* [Assigned task]: The records below must be reproduced exactly, excluding any pictures.

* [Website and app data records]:

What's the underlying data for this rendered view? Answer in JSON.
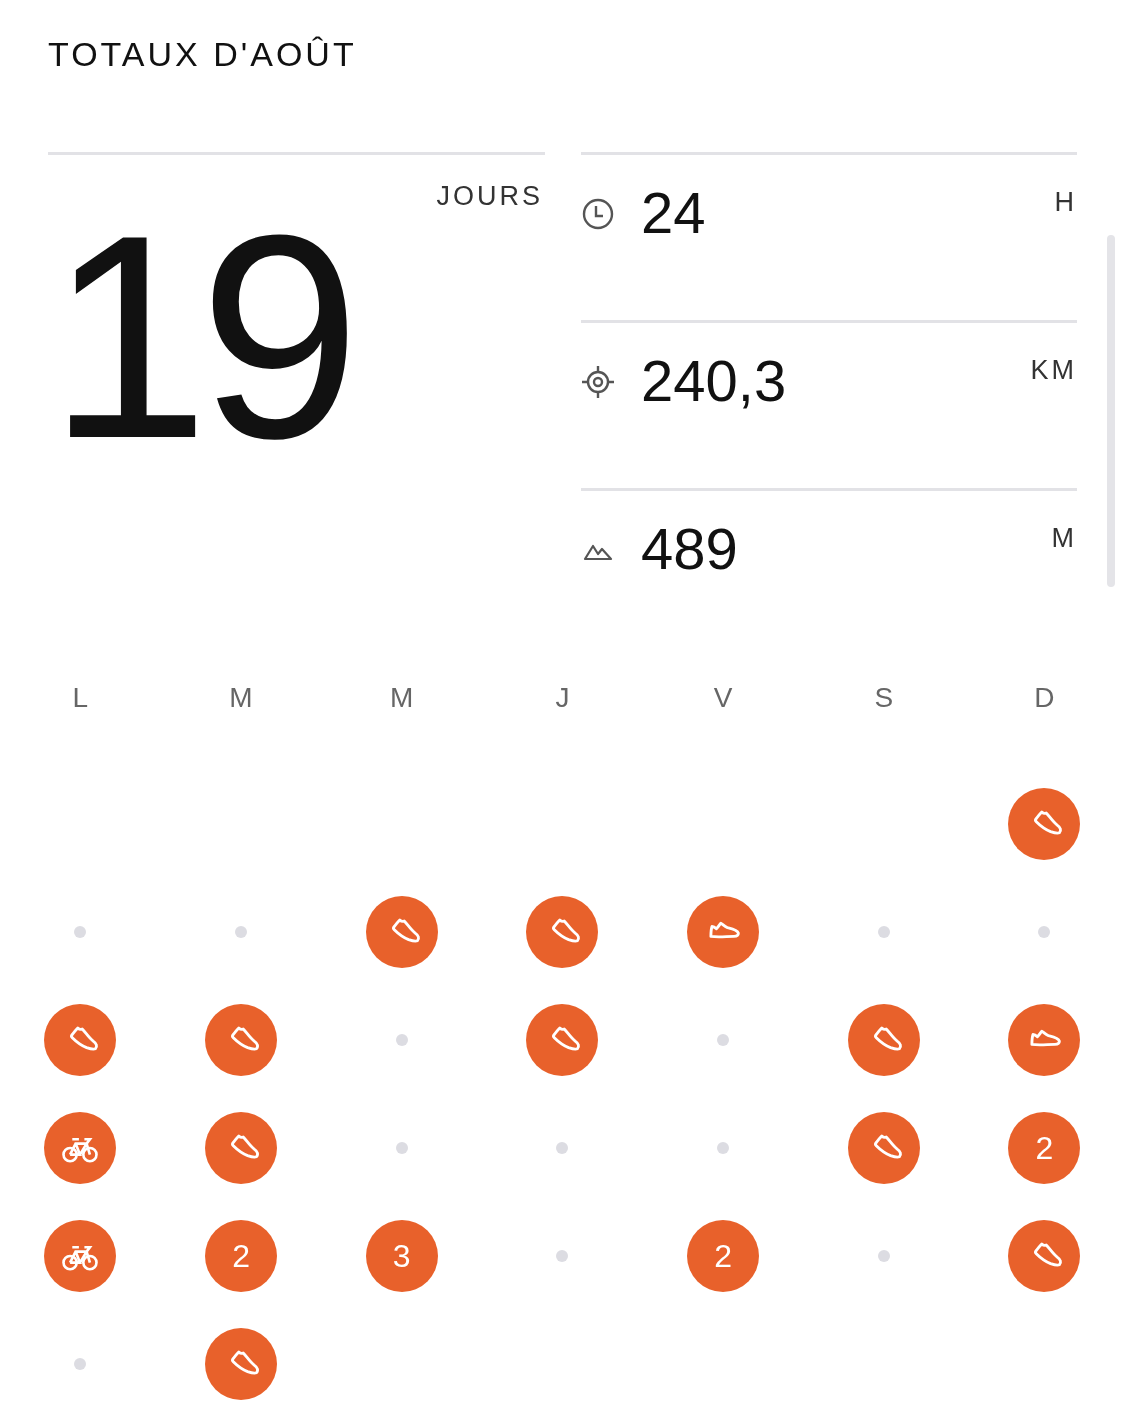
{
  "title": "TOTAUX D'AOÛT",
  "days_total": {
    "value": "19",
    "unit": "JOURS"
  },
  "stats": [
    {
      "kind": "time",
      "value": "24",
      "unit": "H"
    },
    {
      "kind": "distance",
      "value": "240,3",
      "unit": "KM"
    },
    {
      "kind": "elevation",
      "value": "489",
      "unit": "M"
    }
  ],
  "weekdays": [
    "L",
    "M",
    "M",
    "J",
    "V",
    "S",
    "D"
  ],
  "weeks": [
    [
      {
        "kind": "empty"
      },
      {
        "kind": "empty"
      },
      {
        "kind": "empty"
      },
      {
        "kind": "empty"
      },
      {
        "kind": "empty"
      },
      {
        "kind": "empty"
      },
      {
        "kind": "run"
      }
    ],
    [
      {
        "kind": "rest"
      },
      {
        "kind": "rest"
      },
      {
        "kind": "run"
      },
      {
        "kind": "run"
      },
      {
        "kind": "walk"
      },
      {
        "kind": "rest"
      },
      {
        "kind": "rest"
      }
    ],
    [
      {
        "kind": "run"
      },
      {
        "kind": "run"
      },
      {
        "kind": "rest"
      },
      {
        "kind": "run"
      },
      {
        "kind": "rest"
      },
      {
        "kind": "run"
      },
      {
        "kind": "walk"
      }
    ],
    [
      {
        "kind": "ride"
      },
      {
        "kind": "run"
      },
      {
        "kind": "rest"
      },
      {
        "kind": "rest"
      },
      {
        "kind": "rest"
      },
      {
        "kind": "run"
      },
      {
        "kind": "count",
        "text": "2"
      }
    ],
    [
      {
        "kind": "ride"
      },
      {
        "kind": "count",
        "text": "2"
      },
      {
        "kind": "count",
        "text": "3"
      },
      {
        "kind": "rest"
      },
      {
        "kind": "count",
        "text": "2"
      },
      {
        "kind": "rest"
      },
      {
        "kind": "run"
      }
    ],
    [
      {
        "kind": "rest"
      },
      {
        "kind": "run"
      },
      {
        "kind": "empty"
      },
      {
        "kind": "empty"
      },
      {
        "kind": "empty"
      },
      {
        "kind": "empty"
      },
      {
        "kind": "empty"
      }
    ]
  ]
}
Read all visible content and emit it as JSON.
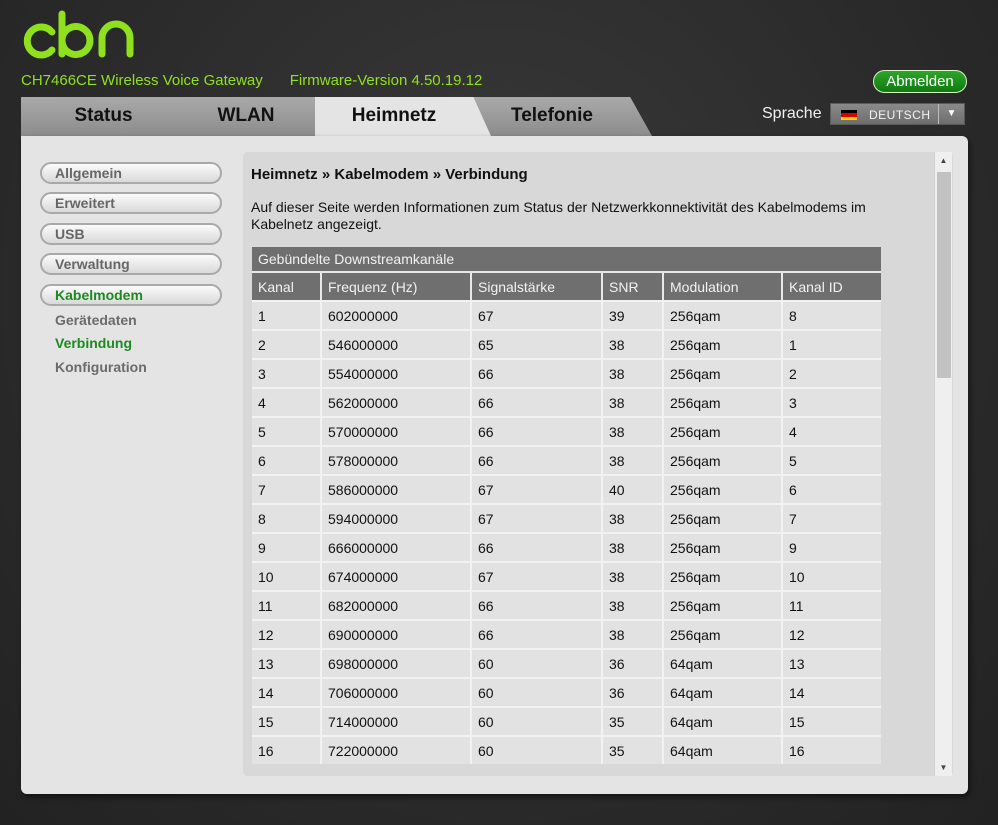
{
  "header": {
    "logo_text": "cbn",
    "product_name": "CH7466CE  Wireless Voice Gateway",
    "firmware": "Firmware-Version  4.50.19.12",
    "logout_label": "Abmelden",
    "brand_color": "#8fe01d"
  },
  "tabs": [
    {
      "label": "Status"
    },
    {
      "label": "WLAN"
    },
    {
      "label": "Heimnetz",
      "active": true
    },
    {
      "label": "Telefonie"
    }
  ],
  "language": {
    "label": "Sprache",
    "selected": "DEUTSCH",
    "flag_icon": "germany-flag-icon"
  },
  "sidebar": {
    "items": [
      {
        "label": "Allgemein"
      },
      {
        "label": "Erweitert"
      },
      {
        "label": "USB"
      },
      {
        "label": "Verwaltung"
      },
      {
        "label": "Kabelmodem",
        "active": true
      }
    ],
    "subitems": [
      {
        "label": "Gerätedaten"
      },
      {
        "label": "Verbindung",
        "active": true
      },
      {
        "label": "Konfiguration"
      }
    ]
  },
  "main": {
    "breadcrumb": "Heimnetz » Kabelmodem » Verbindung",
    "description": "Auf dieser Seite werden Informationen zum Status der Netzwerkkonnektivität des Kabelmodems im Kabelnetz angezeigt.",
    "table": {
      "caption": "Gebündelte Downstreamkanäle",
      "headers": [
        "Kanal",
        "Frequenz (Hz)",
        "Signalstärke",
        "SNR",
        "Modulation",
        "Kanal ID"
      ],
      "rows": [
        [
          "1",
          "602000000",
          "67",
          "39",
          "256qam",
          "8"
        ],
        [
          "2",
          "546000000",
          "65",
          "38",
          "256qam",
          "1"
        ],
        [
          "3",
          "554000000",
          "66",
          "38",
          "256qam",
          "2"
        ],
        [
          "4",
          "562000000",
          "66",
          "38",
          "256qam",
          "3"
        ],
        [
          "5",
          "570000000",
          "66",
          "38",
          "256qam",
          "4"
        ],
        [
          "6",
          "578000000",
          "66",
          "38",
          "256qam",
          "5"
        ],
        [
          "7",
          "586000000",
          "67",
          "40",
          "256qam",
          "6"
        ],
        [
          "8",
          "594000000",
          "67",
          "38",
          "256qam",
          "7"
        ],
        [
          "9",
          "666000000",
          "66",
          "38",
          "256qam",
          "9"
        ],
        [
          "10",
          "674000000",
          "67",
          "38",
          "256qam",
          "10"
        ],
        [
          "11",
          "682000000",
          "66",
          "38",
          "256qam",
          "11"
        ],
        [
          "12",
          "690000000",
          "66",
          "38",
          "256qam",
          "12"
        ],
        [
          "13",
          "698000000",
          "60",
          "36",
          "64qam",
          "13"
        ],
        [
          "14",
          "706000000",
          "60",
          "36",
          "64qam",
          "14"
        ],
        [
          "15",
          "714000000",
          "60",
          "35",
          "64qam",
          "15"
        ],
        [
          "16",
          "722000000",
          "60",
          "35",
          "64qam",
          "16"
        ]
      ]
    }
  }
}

* [Reply to the task]:
What's the underlying data for this rendered view? Answer in JSON.
{
  "title": "TOTAUX D'AOÛT",
  "days_total": {
    "value": "19",
    "unit": "JOURS"
  },
  "stats": [
    {
      "kind": "time",
      "value": "24",
      "unit": "H"
    },
    {
      "kind": "distance",
      "value": "240,3",
      "unit": "KM"
    },
    {
      "kind": "elevation",
      "value": "489",
      "unit": "M"
    }
  ],
  "weekdays": [
    "L",
    "M",
    "M",
    "J",
    "V",
    "S",
    "D"
  ],
  "weeks": [
    [
      {
        "kind": "empty"
      },
      {
        "kind": "empty"
      },
      {
        "kind": "empty"
      },
      {
        "kind": "empty"
      },
      {
        "kind": "empty"
      },
      {
        "kind": "empty"
      },
      {
        "kind": "run"
      }
    ],
    [
      {
        "kind": "rest"
      },
      {
        "kind": "rest"
      },
      {
        "kind": "run"
      },
      {
        "kind": "run"
      },
      {
        "kind": "walk"
      },
      {
        "kind": "rest"
      },
      {
        "kind": "rest"
      }
    ],
    [
      {
        "kind": "run"
      },
      {
        "kind": "run"
      },
      {
        "kind": "rest"
      },
      {
        "kind": "run"
      },
      {
        "kind": "rest"
      },
      {
        "kind": "run"
      },
      {
        "kind": "walk"
      }
    ],
    [
      {
        "kind": "ride"
      },
      {
        "kind": "run"
      },
      {
        "kind": "rest"
      },
      {
        "kind": "rest"
      },
      {
        "kind": "rest"
      },
      {
        "kind": "run"
      },
      {
        "kind": "count",
        "text": "2"
      }
    ],
    [
      {
        "kind": "ride"
      },
      {
        "kind": "count",
        "text": "2"
      },
      {
        "kind": "count",
        "text": "3"
      },
      {
        "kind": "rest"
      },
      {
        "kind": "count",
        "text": "2"
      },
      {
        "kind": "rest"
      },
      {
        "kind": "run"
      }
    ],
    [
      {
        "kind": "rest"
      },
      {
        "kind": "run"
      },
      {
        "kind": "empty"
      },
      {
        "kind": "empty"
      },
      {
        "kind": "empty"
      },
      {
        "kind": "empty"
      },
      {
        "kind": "empty"
      }
    ]
  ]
}
Read all visible content and emit it as JSON.
{
  "header": {
    "logo_text": "cbn",
    "product_name": "CH7466CE  Wireless Voice Gateway",
    "firmware": "Firmware-Version  4.50.19.12",
    "logout_label": "Abmelden",
    "brand_color": "#8fe01d"
  },
  "tabs": [
    {
      "label": "Status"
    },
    {
      "label": "WLAN"
    },
    {
      "label": "Heimnetz",
      "active": true
    },
    {
      "label": "Telefonie"
    }
  ],
  "language": {
    "label": "Sprache",
    "selected": "DEUTSCH",
    "flag_icon": "germany-flag-icon"
  },
  "sidebar": {
    "items": [
      {
        "label": "Allgemein"
      },
      {
        "label": "Erweitert"
      },
      {
        "label": "USB"
      },
      {
        "label": "Verwaltung"
      },
      {
        "label": "Kabelmodem",
        "active": true
      }
    ],
    "subitems": [
      {
        "label": "Gerätedaten"
      },
      {
        "label": "Verbindung",
        "active": true
      },
      {
        "label": "Konfiguration"
      }
    ]
  },
  "main": {
    "breadcrumb": "Heimnetz » Kabelmodem » Verbindung",
    "description": "Auf dieser Seite werden Informationen zum Status der Netzwerkkonnektivität des Kabelmodems im Kabelnetz angezeigt.",
    "table": {
      "caption": "Gebündelte Downstreamkanäle",
      "headers": [
        "Kanal",
        "Frequenz (Hz)",
        "Signalstärke",
        "SNR",
        "Modulation",
        "Kanal ID"
      ],
      "rows": [
        [
          "1",
          "602000000",
          "67",
          "39",
          "256qam",
          "8"
        ],
        [
          "2",
          "546000000",
          "65",
          "38",
          "256qam",
          "1"
        ],
        [
          "3",
          "554000000",
          "66",
          "38",
          "256qam",
          "2"
        ],
        [
          "4",
          "562000000",
          "66",
          "38",
          "256qam",
          "3"
        ],
        [
          "5",
          "570000000",
          "66",
          "38",
          "256qam",
          "4"
        ],
        [
          "6",
          "578000000",
          "66",
          "38",
          "256qam",
          "5"
        ],
        [
          "7",
          "586000000",
          "67",
          "40",
          "256qam",
          "6"
        ],
        [
          "8",
          "594000000",
          "67",
          "38",
          "256qam",
          "7"
        ],
        [
          "9",
          "666000000",
          "66",
          "38",
          "256qam",
          "9"
        ],
        [
          "10",
          "674000000",
          "67",
          "38",
          "256qam",
          "10"
        ],
        [
          "11",
          "682000000",
          "66",
          "38",
          "256qam",
          "11"
        ],
        [
          "12",
          "690000000",
          "66",
          "38",
          "256qam",
          "12"
        ],
        [
          "13",
          "698000000",
          "60",
          "36",
          "64qam",
          "13"
        ],
        [
          "14",
          "706000000",
          "60",
          "36",
          "64qam",
          "14"
        ],
        [
          "15",
          "714000000",
          "60",
          "35",
          "64qam",
          "15"
        ],
        [
          "16",
          "722000000",
          "60",
          "35",
          "64qam",
          "16"
        ]
      ]
    }
  }
}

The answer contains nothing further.